is usually far lower than n
.
 Addition/Removal
Insertions and deletions in a PGM index are slightly tricker compared to traditional indexes. That is because a single tuple could index a variable and potentially large subset of data, which makes the classic Btree node split and merge algorithms inapplicable. The paper proposes two approaches to handle updates, one customized for appendonly data structures like timeseries data. Another for general random update scenarios.
In an appendonly scenario, the key is first added to the last tuple. If this does not exceeed e
threshold, the process stops. If it does exceed, we create a new tuple with the key, and continue the process with the last tuple of the upper layer. This continues until we find a layer where adding the key remains within the threshold. If this continues till the root node, it gets split into two nodes, and a new root node gets created above that.
For inserts that happen in arbitrary positions, it gets slightly more complicated. In this case, we have to maintain multiple PGM indexes built over sets of keys. These sets are either empty or have size 2^{0}, 2^{1} .. 2^{b} where b = O(log(n)). Now each insert of a key k
finds the first empty set, and builds a new PGM index from all the previous sets including the key k
, and then the previous sets are emptied. Let’s take an example. Assume we are starting from scratch and we want to insert 3,8,1,6,9 in the index.

Since everything is empty, we find our first set S0 and insert 3. So our PGM looks like
S0 = [3]

Now the next empty set is S1, because S0 is nonempty. So we take 3 from the last set, and add 8 to S1. S0 is emptied.
S0 = [] S1 = [3,8]
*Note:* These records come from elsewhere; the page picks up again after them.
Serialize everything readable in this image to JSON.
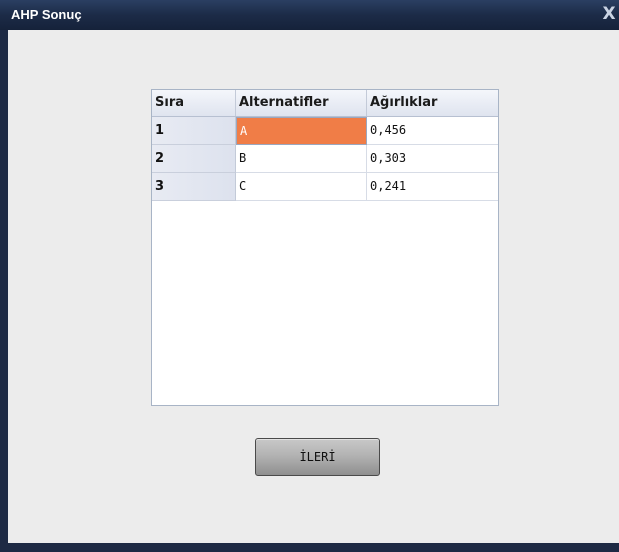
{
  "window": {
    "title": "AHP Sonuç",
    "close_glyph": "X"
  },
  "grid": {
    "columns": [
      "Sıra",
      "Alternatifler",
      "Ağırlıklar"
    ],
    "rows": [
      {
        "sira": "1",
        "alternatif": "A",
        "agirlik": "0,456"
      },
      {
        "sira": "2",
        "alternatif": "B",
        "agirlik": "0,303"
      },
      {
        "sira": "3",
        "alternatif": "C",
        "agirlik": "0,241"
      }
    ],
    "selected_cell": "A",
    "selected_color": "#f07d47"
  },
  "buttons": {
    "next_label": "İLERİ"
  },
  "colors": {
    "titlebar": "#1c2b47",
    "client_background": "#ececec",
    "header_background": "#dfe4ef"
  }
}
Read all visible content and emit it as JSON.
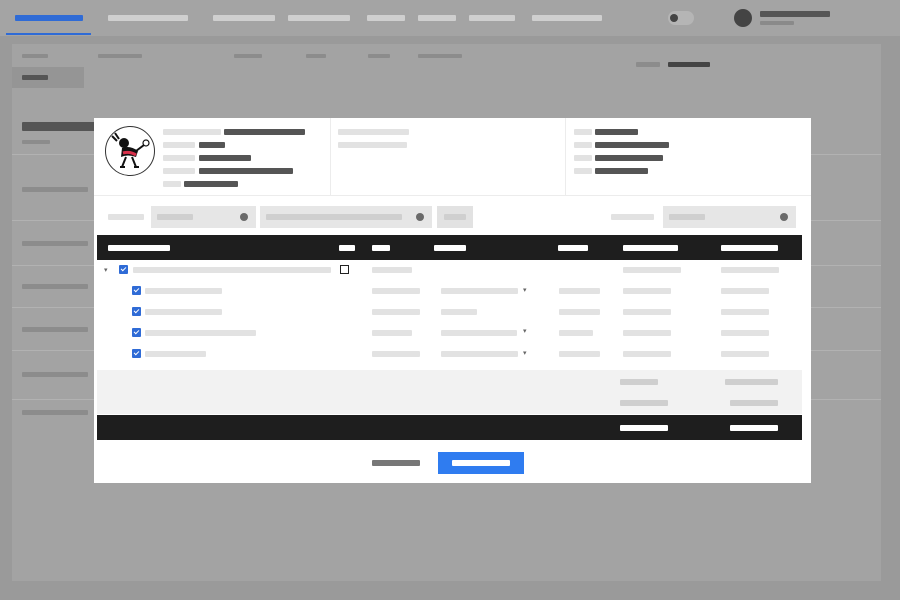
{
  "colors": {
    "accent": "#2f6bd6",
    "confirm_button": "#2f7cf0",
    "table_header": "#1e1e1e",
    "backdrop": "#9a9a9a"
  },
  "top_nav": {
    "tab_count": 8,
    "active_tab_index": 0,
    "has_theme_toggle": true,
    "has_user_avatar": true
  },
  "dialog": {
    "logo_icon": "mascot-logo-icon",
    "header_columns": 3,
    "filters": {
      "dropdowns": 3,
      "has_button": true
    },
    "table": {
      "columns": 7,
      "tree_rows": 5,
      "first_row_expandable": true,
      "checked_rows": [
        true,
        true,
        true,
        true,
        true
      ],
      "summary_rows": 2,
      "has_footer_totals": true
    },
    "buttons": {
      "cancel_icon": "text-button",
      "confirm_icon": "primary-button"
    }
  }
}
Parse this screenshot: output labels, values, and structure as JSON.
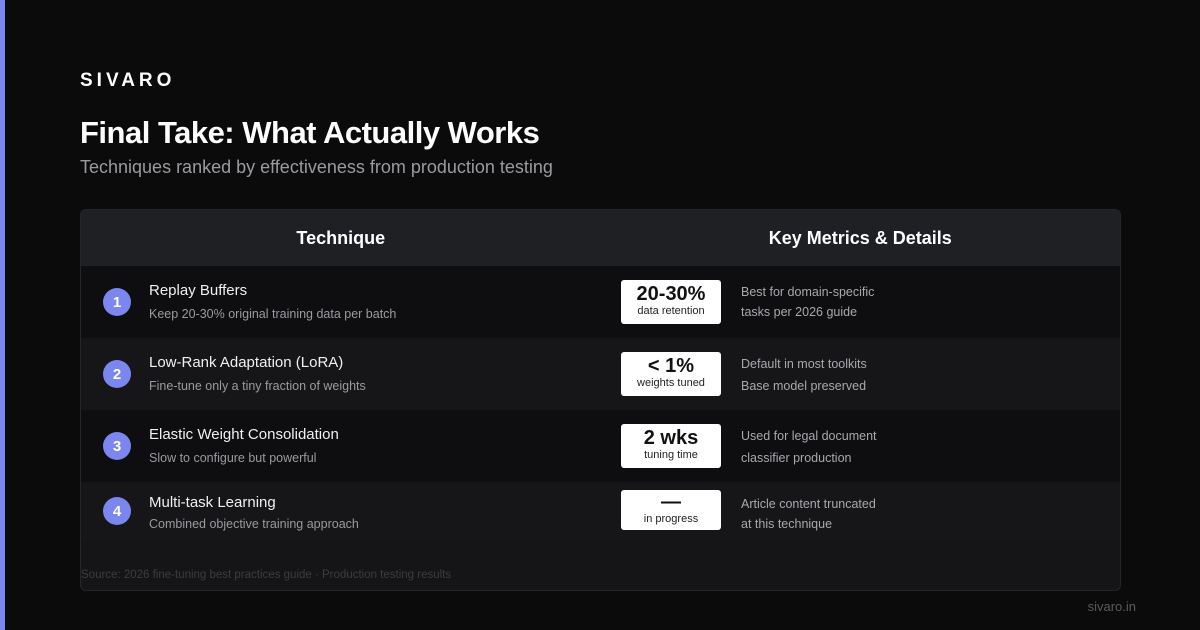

Our next key is 1. The first empty set is S0. We just add 1 to S0 and move on.
S0 = [1] S1 = [3,8]

Both S0 and S1 are nonempty now. So we move to S2, and empty S0 and S1.
S0 = [] S1 = [] S2 = [1,3,6,8]

Again, the first empty set is S0. So 9 goes in it.
S0 = [9] S1 = [] S2 = [1,3,6,8]
The deletion of a key d
is handled similar to an insert by adding a special tombstone value that indicates the logical removal of d
.
Conclusion
And that was a very basic overview of the PGM index. There are further variants of this, fully described in detail in the paper. The successor from this is a Compressed PGM index which compresses the tuples. Then we have a Distributionaware PGM index which adapts itself not only to the key distribution, but also to the distribution of queries. This is desirable in cases where it’s important to have more frequent queries respond faster than rare ones. Finally, we have a Multicriteria PGM index that can be tuned to either optimize for time or optimize for space.
I have also created a port of the algorithm in Go here to understand the algorithm better. It’s just a prototype, and suffers from minor approximation issues. For a productionready library, refer to the author’s C++ implementation here.
Lastly, I would like to thank Giorgio for taking the time to explain some aspects of the paper which I found hard to follow. His guidance has been a indispensable part in my understanding of the paper.
Links:
 Paper: http://www.vldb.org/pvldb/vol13/p1162ferragina.pdf
 C++ implementation: https://github.com/gvinciguerra/PGMindex
 Website: https://pgm.di.unipi.it